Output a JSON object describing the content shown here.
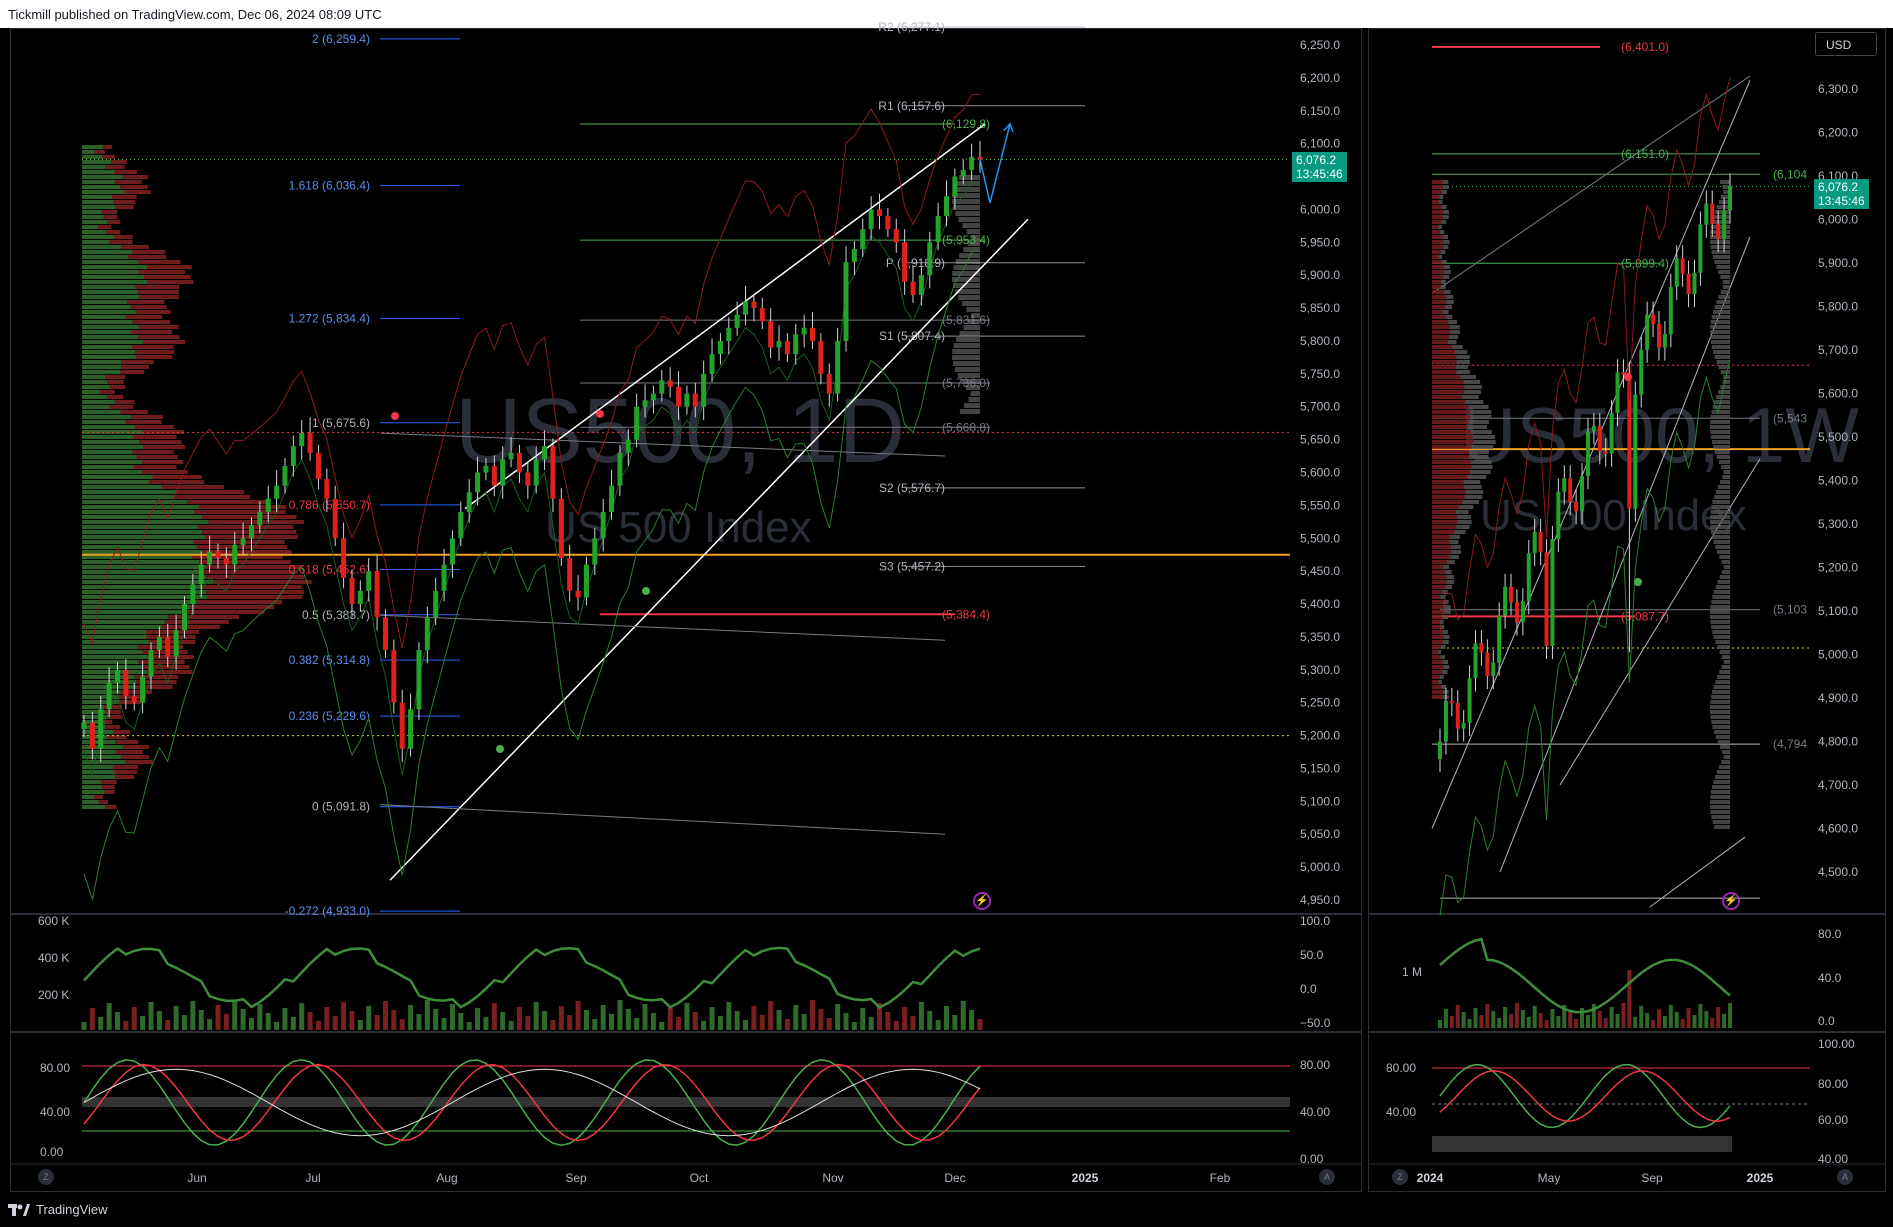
{
  "header": {
    "published": "Tickmill published on TradingView.com, Dec 06, 2024 08:09 UTC"
  },
  "footer": {
    "brand": "TradingView"
  },
  "currency_button": "USD",
  "colors": {
    "up": "#089981",
    "down": "#f23645",
    "bull_candle": "#22a32a",
    "bear_candle": "#e0201b",
    "orange_line": "#f0a020",
    "fib_blue": "#2962ff",
    "pivot_gray": "#b2b5be",
    "green_level": "#4caf50"
  },
  "icons": {
    "zoom_left": "Z",
    "zoom_right": "A",
    "flash": "⚡"
  },
  "left": {
    "watermark_symbol": "US500, 1D",
    "watermark_name": "US 500 Index",
    "price_axis": [
      "6,250.0",
      "6,200.0",
      "6,150.0",
      "6,100.0",
      "6,050.0",
      "6,000.0",
      "5,950.0",
      "5,900.0",
      "5,850.0",
      "5,800.0",
      "5,750.0",
      "5,700.0",
      "5,650.0",
      "5,600.0",
      "5,550.0",
      "5,500.0",
      "5,450.0",
      "5,400.0",
      "5,350.0",
      "5,300.0",
      "5,250.0",
      "5,200.0",
      "5,150.0",
      "5,100.0",
      "5,050.0",
      "5,000.0",
      "4,950.0"
    ],
    "last_price": "6,076.2",
    "countdown": "13:45:46",
    "time_axis": [
      "Jun",
      "Jul",
      "Aug",
      "Sep",
      "Oct",
      "Nov",
      "Dec",
      "2025",
      "Feb"
    ],
    "fib_labels": [
      "2 (6,259.4)",
      "1.618 (6,036.4)",
      "1.272 (5,834.4)",
      "1 (5,675.6)",
      "0.786 (5,550.7)",
      "0.618 (5,452.6)",
      "0.5 (5,383.7)",
      "0.382 (5,314.8)",
      "0.236 (5,229.6)",
      "0 (5,091.8)",
      "-0.272 (4,933.0)"
    ],
    "pivot_labels": [
      "R2 (6,277.1)",
      "R1 (6,157.6)",
      "P (5,918.9)",
      "S1 (5,807.4)",
      "S2 (5,576.7)",
      "S3 (5,457.2)"
    ],
    "level_labels": [
      "(6,129.8)",
      "(5,953.4)",
      "(5,831.6)",
      "(5,736.0)",
      "(5,668.8)",
      "(5,384.4)"
    ],
    "volume_axis": [
      "600 K",
      "400 K",
      "200 K"
    ],
    "rsi_axis": [
      "100.0",
      "50.0",
      "0.0",
      "−50.0"
    ],
    "stoch_axis_left": [
      "80.00",
      "40.00",
      "0.00"
    ],
    "stoch_axis_right": [
      "80.00",
      "40.00",
      "0.00"
    ]
  },
  "right": {
    "watermark_symbol": "US500, 1W",
    "watermark_name": "US 500 Index",
    "price_axis": [
      "6,300.0",
      "6,200.0",
      "6,100.0",
      "6,000.0",
      "5,900.0",
      "5,800.0",
      "5,700.0",
      "5,600.0",
      "5,500.0",
      "5,400.0",
      "5,300.0",
      "5,200.0",
      "5,100.0",
      "5,000.0",
      "4,900.0",
      "4,800.0",
      "4,700.0",
      "4,600.0",
      "4,500.0"
    ],
    "last_price": "6,076.2",
    "countdown": "13:45:46",
    "time_axis": [
      "2024",
      "May",
      "Sep",
      "2025"
    ],
    "level_labels": [
      "(6,401.0)",
      "(6,151.0)",
      "(6,104",
      "(5,899.4)",
      "(5,543",
      "(5,103",
      "(5,087.7)",
      "(4,794"
    ],
    "volume_axis": [
      "1 M"
    ],
    "rsi_axis": [
      "80.0",
      "40.0",
      "0.0"
    ],
    "stoch_axis_left": [
      "80.00",
      "40.00"
    ],
    "stoch_axis_right": [
      "100.00",
      "80.00",
      "60.00",
      "40.00"
    ]
  },
  "chart_data": [
    {
      "type": "candlestick",
      "title": "US500, 1D",
      "subtitle": "US 500 Index",
      "ylim": [
        4930,
        6270
      ],
      "x_ticks": [
        "Jun",
        "Jul",
        "Aug",
        "Sep",
        "Oct",
        "Nov",
        "Dec",
        "2025",
        "Feb"
      ],
      "last_close": 6076.2,
      "fib_levels": [
        6259.4,
        6036.4,
        5834.4,
        5675.6,
        5550.7,
        5452.6,
        5383.7,
        5314.8,
        5229.6,
        5091.8,
        4933.0
      ],
      "pivots": {
        "R2": 6277.1,
        "R1": 6157.6,
        "P": 5918.9,
        "S1": 5807.4,
        "S2": 5576.7,
        "S3": 5457.2
      },
      "horizontal_levels": [
        6129.8,
        5953.4,
        5831.6,
        5736.0,
        5668.8,
        5384.4
      ],
      "close_approx": [
        5220,
        5180,
        5240,
        5280,
        5300,
        5260,
        5250,
        5290,
        5330,
        5350,
        5320,
        5360,
        5400,
        5430,
        5460,
        5480,
        5470,
        5460,
        5490,
        5500,
        5520,
        5540,
        5560,
        5580,
        5610,
        5640,
        5660,
        5630,
        5590,
        5560,
        5500,
        5440,
        5400,
        5420,
        5450,
        5380,
        5330,
        5250,
        5180,
        5240,
        5330,
        5380,
        5420,
        5460,
        5500,
        5540,
        5570,
        5600,
        5610,
        5580,
        5620,
        5630,
        5600,
        5580,
        5620,
        5640,
        5560,
        5470,
        5420,
        5410,
        5460,
        5500,
        5540,
        5580,
        5630,
        5650,
        5700,
        5710,
        5720,
        5740,
        5730,
        5700,
        5720,
        5700,
        5750,
        5780,
        5800,
        5820,
        5840,
        5860,
        5850,
        5830,
        5790,
        5800,
        5780,
        5810,
        5820,
        5800,
        5750,
        5720,
        5800,
        5920,
        5940,
        5970,
        6000,
        5990,
        5970,
        5950,
        5890,
        5870,
        5900,
        5950,
        5990,
        6020,
        6050,
        6060,
        6080,
        6076
      ]
    },
    {
      "type": "candlestick",
      "title": "US500, 1W",
      "subtitle": "US 500 Index",
      "ylim": [
        4430,
        6340
      ],
      "x_ticks": [
        "2024",
        "May",
        "Sep",
        "2025"
      ],
      "last_close": 6076.2,
      "horizontal_levels": [
        6401.0,
        6151.0,
        6104,
        5899.4,
        5543,
        5103,
        5087.7,
        4794
      ]
    }
  ]
}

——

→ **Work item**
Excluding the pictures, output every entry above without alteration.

→ **Exercise output**
Output a JSON object describing the content shown here.
{
  "header": {
    "published": "Tickmill published on TradingView.com, Dec 06, 2024 08:09 UTC"
  },
  "footer": {
    "brand": "TradingView"
  },
  "currency_button": "USD",
  "colors": {
    "up": "#089981",
    "down": "#f23645",
    "bull_candle": "#22a32a",
    "bear_candle": "#e0201b",
    "orange_line": "#f0a020",
    "fib_blue": "#2962ff",
    "pivot_gray": "#b2b5be",
    "green_level": "#4caf50"
  },
  "icons": {
    "zoom_left": "Z",
    "zoom_right": "A",
    "flash": "⚡"
  },
  "left": {
    "watermark_symbol": "US500, 1D",
    "watermark_name": "US 500 Index",
    "price_axis": [
      "6,250.0",
      "6,200.0",
      "6,150.0",
      "6,100.0",
      "6,050.0",
      "6,000.0",
      "5,950.0",
      "5,900.0",
      "5,850.0",
      "5,800.0",
      "5,750.0",
      "5,700.0",
      "5,650.0",
      "5,600.0",
      "5,550.0",
      "5,500.0",
      "5,450.0",
      "5,400.0",
      "5,350.0",
      "5,300.0",
      "5,250.0",
      "5,200.0",
      "5,150.0",
      "5,100.0",
      "5,050.0",
      "5,000.0",
      "4,950.0"
    ],
    "last_price": "6,076.2",
    "countdown": "13:45:46",
    "time_axis": [
      "Jun",
      "Jul",
      "Aug",
      "Sep",
      "Oct",
      "Nov",
      "Dec",
      "2025",
      "Feb"
    ],
    "fib_labels": [
      "2 (6,259.4)",
      "1.618 (6,036.4)",
      "1.272 (5,834.4)",
      "1 (5,675.6)",
      "0.786 (5,550.7)",
      "0.618 (5,452.6)",
      "0.5 (5,383.7)",
      "0.382 (5,314.8)",
      "0.236 (5,229.6)",
      "0 (5,091.8)",
      "-0.272 (4,933.0)"
    ],
    "pivot_labels": [
      "R2 (6,277.1)",
      "R1 (6,157.6)",
      "P (5,918.9)",
      "S1 (5,807.4)",
      "S2 (5,576.7)",
      "S3 (5,457.2)"
    ],
    "level_labels": [
      "(6,129.8)",
      "(5,953.4)",
      "(5,831.6)",
      "(5,736.0)",
      "(5,668.8)",
      "(5,384.4)"
    ],
    "volume_axis": [
      "600 K",
      "400 K",
      "200 K"
    ],
    "rsi_axis": [
      "100.0",
      "50.0",
      "0.0",
      "−50.0"
    ],
    "stoch_axis_left": [
      "80.00",
      "40.00",
      "0.00"
    ],
    "stoch_axis_right": [
      "80.00",
      "40.00",
      "0.00"
    ]
  },
  "right": {
    "watermark_symbol": "US500, 1W",
    "watermark_name": "US 500 Index",
    "price_axis": [
      "6,300.0",
      "6,200.0",
      "6,100.0",
      "6,000.0",
      "5,900.0",
      "5,800.0",
      "5,700.0",
      "5,600.0",
      "5,500.0",
      "5,400.0",
      "5,300.0",
      "5,200.0",
      "5,100.0",
      "5,000.0",
      "4,900.0",
      "4,800.0",
      "4,700.0",
      "4,600.0",
      "4,500.0"
    ],
    "last_price": "6,076.2",
    "countdown": "13:45:46",
    "time_axis": [
      "2024",
      "May",
      "Sep",
      "2025"
    ],
    "level_labels": [
      "(6,401.0)",
      "(6,151.0)",
      "(6,104",
      "(5,899.4)",
      "(5,543",
      "(5,103",
      "(5,087.7)",
      "(4,794"
    ],
    "volume_axis": [
      "1 M"
    ],
    "rsi_axis": [
      "80.0",
      "40.0",
      "0.0"
    ],
    "stoch_axis_left": [
      "80.00",
      "40.00"
    ],
    "stoch_axis_right": [
      "100.00",
      "80.00",
      "60.00",
      "40.00"
    ]
  },
  "chart_data": [
    {
      "type": "candlestick",
      "title": "US500, 1D",
      "subtitle": "US 500 Index",
      "ylim": [
        4930,
        6270
      ],
      "x_ticks": [
        "Jun",
        "Jul",
        "Aug",
        "Sep",
        "Oct",
        "Nov",
        "Dec",
        "2025",
        "Feb"
      ],
      "last_close": 6076.2,
      "fib_levels": [
        6259.4,
        6036.4,
        5834.4,
        5675.6,
        5550.7,
        5452.6,
        5383.7,
        5314.8,
        5229.6,
        5091.8,
        4933.0
      ],
      "pivots": {
        "R2": 6277.1,
        "R1": 6157.6,
        "P": 5918.9,
        "S1": 5807.4,
        "S2": 5576.7,
        "S3": 5457.2
      },
      "horizontal_levels": [
        6129.8,
        5953.4,
        5831.6,
        5736.0,
        5668.8,
        5384.4
      ],
      "close_approx": [
        5220,
        5180,
        5240,
        5280,
        5300,
        5260,
        5250,
        5290,
        5330,
        5350,
        5320,
        5360,
        5400,
        5430,
        5460,
        5480,
        5470,
        5460,
        5490,
        5500,
        5520,
        5540,
        5560,
        5580,
        5610,
        5640,
        5660,
        5630,
        5590,
        5560,
        5500,
        5440,
        5400,
        5420,
        5450,
        5380,
        5330,
        5250,
        5180,
        5240,
        5330,
        5380,
        5420,
        5460,
        5500,
        5540,
        5570,
        5600,
        5610,
        5580,
        5620,
        5630,
        5600,
        5580,
        5620,
        5640,
        5560,
        5470,
        5420,
        5410,
        5460,
        5500,
        5540,
        5580,
        5630,
        5650,
        5700,
        5710,
        5720,
        5740,
        5730,
        5700,
        5720,
        5700,
        5750,
        5780,
        5800,
        5820,
        5840,
        5860,
        5850,
        5830,
        5790,
        5800,
        5780,
        5810,
        5820,
        5800,
        5750,
        5720,
        5800,
        5920,
        5940,
        5970,
        6000,
        5990,
        5970,
        5950,
        5890,
        5870,
        5900,
        5950,
        5990,
        6020,
        6050,
        6060,
        6080,
        6076
      ]
    },
    {
      "type": "candlestick",
      "title": "US500, 1W",
      "subtitle": "US 500 Index",
      "ylim": [
        4430,
        6340
      ],
      "x_ticks": [
        "2024",
        "May",
        "Sep",
        "2025"
      ],
      "last_close": 6076.2,
      "horizontal_levels": [
        6401.0,
        6151.0,
        6104,
        5899.4,
        5543,
        5103,
        5087.7,
        4794
      ]
    }
  ]
}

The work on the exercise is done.